Psychologist, living in Nijmegen, the Netherlands. Founded MindSonar in 1995. Working as a trainer, coach and therapist as well as being director of the IEP, the Institute for Eclectic Psychology. Has written 10 books about NLP and Provocative Coaching. Most recent book: “Provocative Coaching” (in English), fall 2012 (Crown House)
(Jaap writes)… In 2011 I decided that I would like to have MindSonar available in more countries. I had two reasons: first of all, promoting synergy between MindSonar professionals in different countries and, secondly, improving the financial stability of MindSonar as a company.
The economic crisis here in Europe does not look like it will end soon, so it seemed wise to widen our base a little. Also, I figured people are doing great things with MindSonar that might be reproduced fairly easily in other countries. Say, for example, that Dutch MindSonar professionals have been coaching an Olympic team. This, by the way, they have actually done… MindSonar professional in other countries could then offer their services to Olympic teams in their countries. The advantage would be, first of all, that they could benefit from the experience and know-how of their Dutch colleagues and, secondly, that they could tell Olympic teams in their country that a MindSonar project had already been done with a similar team. So there you have it: synergy. And in terms of marketing: there is nothing wrong with great ideas, but tangible, concrete reference projects are usually more convincing. Especially when people haven’t heard about MindSonar before.

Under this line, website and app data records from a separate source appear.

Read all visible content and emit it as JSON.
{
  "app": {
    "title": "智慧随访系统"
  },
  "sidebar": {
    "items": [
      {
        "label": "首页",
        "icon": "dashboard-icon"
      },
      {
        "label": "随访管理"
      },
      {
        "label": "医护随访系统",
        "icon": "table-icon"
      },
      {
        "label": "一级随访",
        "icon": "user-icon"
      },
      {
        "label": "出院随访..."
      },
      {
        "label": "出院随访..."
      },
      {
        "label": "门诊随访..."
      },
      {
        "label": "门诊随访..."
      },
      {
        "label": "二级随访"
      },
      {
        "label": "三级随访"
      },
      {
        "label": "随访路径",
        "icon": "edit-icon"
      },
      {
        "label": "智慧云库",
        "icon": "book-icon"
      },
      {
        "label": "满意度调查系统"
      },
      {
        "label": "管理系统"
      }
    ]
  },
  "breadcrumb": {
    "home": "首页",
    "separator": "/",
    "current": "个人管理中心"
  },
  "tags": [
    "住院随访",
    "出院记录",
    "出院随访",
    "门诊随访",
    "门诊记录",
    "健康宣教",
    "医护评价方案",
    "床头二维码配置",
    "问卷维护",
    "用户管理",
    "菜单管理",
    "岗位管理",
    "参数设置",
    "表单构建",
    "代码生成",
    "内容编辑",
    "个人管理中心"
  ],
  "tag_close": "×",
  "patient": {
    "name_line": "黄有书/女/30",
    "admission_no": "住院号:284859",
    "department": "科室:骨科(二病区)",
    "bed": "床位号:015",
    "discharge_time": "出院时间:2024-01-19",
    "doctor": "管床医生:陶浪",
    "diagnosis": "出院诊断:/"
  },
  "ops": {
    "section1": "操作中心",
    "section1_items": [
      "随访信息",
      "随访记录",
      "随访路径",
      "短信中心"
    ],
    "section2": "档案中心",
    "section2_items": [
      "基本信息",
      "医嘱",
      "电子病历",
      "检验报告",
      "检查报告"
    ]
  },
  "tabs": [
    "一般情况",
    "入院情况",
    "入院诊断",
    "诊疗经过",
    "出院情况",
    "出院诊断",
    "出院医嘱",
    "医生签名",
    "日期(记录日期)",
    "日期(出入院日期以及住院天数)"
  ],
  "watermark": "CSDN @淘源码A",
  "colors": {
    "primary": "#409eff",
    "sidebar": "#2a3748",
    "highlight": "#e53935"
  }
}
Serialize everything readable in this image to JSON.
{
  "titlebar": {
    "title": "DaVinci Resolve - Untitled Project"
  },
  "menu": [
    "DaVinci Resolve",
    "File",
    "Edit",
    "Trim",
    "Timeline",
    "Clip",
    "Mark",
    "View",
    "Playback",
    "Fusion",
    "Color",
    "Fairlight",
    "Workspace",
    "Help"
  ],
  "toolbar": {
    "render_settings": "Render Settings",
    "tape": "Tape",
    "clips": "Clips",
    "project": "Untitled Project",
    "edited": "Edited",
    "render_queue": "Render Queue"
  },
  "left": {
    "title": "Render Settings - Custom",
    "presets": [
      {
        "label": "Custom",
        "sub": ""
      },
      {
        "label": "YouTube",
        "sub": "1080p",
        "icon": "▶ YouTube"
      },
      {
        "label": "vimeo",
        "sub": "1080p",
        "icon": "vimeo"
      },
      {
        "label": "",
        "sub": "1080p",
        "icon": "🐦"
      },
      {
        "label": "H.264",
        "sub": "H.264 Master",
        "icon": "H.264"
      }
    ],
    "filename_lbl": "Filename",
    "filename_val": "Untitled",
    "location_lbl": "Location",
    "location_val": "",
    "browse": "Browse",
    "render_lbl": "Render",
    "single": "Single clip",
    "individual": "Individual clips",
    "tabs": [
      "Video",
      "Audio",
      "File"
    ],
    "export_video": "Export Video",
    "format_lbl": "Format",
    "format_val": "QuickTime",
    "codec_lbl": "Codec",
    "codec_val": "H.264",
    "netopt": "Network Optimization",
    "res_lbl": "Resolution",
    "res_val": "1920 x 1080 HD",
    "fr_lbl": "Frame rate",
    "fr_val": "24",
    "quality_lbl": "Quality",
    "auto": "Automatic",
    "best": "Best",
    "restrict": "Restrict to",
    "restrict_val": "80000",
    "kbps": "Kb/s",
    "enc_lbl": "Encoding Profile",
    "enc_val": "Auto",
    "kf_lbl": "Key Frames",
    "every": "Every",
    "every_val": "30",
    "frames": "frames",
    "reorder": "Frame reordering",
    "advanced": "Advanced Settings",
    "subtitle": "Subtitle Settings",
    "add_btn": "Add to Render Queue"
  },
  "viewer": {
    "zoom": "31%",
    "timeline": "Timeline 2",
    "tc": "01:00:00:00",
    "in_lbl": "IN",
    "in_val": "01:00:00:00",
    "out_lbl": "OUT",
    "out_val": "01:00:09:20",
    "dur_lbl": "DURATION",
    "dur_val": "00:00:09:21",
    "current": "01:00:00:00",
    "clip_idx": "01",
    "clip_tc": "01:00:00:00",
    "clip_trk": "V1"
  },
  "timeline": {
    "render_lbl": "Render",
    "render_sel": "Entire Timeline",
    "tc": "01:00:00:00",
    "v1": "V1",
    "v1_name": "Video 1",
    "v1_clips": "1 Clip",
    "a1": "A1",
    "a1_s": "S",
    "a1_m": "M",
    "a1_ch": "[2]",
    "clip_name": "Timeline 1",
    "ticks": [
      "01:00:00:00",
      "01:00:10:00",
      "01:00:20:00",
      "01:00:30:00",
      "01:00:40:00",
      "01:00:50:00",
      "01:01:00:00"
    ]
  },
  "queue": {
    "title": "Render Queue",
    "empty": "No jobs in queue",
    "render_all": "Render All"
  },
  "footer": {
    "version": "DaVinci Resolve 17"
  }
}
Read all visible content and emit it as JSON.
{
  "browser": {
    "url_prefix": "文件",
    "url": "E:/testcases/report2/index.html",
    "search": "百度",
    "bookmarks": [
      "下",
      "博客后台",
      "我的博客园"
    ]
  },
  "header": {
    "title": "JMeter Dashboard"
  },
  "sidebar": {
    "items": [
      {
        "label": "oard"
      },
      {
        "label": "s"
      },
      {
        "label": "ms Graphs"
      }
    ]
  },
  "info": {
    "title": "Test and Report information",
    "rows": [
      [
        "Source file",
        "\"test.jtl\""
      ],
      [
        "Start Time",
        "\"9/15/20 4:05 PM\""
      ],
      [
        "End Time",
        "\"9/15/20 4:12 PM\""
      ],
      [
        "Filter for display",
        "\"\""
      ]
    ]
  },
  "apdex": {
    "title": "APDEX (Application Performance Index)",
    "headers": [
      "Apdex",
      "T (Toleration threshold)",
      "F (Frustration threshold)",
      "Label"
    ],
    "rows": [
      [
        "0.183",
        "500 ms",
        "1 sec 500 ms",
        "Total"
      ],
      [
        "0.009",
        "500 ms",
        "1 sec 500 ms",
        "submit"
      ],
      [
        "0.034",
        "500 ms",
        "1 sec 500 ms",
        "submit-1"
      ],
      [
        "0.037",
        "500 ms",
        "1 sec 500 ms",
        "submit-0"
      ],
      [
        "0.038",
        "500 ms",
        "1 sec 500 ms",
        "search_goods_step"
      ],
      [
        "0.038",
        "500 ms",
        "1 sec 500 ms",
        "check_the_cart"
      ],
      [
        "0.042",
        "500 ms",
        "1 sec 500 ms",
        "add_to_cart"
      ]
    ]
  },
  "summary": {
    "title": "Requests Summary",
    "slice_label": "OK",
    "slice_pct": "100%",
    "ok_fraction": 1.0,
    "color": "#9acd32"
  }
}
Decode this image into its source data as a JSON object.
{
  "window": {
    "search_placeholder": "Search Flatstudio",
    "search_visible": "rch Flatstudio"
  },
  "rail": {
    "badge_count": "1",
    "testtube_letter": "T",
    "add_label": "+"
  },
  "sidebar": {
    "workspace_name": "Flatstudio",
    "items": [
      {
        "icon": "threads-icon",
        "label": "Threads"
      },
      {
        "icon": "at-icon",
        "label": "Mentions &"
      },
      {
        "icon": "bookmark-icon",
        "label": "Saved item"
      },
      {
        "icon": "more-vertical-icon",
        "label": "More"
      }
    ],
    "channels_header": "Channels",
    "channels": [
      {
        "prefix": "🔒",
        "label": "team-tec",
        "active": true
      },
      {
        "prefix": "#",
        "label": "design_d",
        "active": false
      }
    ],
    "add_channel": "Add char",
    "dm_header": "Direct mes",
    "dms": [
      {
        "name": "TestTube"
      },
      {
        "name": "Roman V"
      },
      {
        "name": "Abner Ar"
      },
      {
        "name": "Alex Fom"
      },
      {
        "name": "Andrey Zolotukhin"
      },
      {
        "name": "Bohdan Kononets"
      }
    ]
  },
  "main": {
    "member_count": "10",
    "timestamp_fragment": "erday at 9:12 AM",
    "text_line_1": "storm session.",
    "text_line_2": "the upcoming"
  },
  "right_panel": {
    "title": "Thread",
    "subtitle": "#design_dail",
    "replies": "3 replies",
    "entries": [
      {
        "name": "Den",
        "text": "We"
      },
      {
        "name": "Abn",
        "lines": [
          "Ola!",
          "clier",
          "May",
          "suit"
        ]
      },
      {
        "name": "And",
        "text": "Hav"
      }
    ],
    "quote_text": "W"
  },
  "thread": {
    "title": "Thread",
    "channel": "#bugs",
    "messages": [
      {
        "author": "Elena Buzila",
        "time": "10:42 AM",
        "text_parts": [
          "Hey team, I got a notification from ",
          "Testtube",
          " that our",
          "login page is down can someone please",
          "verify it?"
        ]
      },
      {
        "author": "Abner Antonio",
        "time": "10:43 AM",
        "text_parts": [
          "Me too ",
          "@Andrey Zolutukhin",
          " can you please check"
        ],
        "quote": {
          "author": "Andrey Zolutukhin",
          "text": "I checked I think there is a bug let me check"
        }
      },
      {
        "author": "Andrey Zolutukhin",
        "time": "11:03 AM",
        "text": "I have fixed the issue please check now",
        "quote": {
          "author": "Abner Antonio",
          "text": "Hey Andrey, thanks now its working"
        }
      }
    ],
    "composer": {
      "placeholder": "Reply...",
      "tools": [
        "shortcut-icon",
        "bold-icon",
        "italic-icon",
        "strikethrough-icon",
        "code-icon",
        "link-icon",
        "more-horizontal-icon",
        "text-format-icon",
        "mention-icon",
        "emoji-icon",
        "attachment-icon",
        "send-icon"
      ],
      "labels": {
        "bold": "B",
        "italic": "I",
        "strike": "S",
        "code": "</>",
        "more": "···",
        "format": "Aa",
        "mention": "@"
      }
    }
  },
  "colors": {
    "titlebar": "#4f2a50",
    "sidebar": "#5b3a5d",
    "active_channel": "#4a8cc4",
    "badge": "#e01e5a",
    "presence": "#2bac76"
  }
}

At the time we decided to internationalize, we already had years of great experiences with our Belgian distributors, Chris Minne and Pierre Bourgeous. They did some amazing MindSonar projects, one of which is in the ‘Show Case Projects‘ section of this site – and several more will probably be added. And they treated us to some fabulous lunches in Brussels. So I was quite honored and pleased when Tim Hallbom – of the NLP & Coaching Institute in Salt Lake City, Utah – invited me to start up the first US Certification Training. The first part of this training took place earlier this August, and it was well received. Participants were enthusiastic and they had some great MindSonar plans. Tim Hallbom will teach the second part of this training in October, and intends to sponsor more MindSonar trainings in the future. In the mean time we have also received invitations from Canada (from change agent Jaime Leal) and Japan to do Certification trainings there too.
It has also been interesting to see how preferences differ in different cultures. Many US respondents are reluctant to enter their birth date in an electronic system – being concerned about identity theft. And US respondents often don’t like the word ‘test’. Two things we hadn’t encountered in Europe yet, at least not to the same extent. We will change this in the next month or so, and give respondents the choice to skip entering their birth date and marital status. And – another interesting cultural difference – where here in Europe and the US there has been pressure to make trainings shorter to reduce cost – I am sure some of you will recognize this – in Japan there seems to be a preference for a longer training, with more training days….
Also, by the way, transformational poet Nick LeForce, who participated in the MindSonar training in Salt Lake City, came up with a new tag line for MindSonar. Our tag line was: “Understanding Human Thinking”. Nick came up with: “Getting to the Heart of Your Thinking”. Thanks Nick, this will be our new tag line.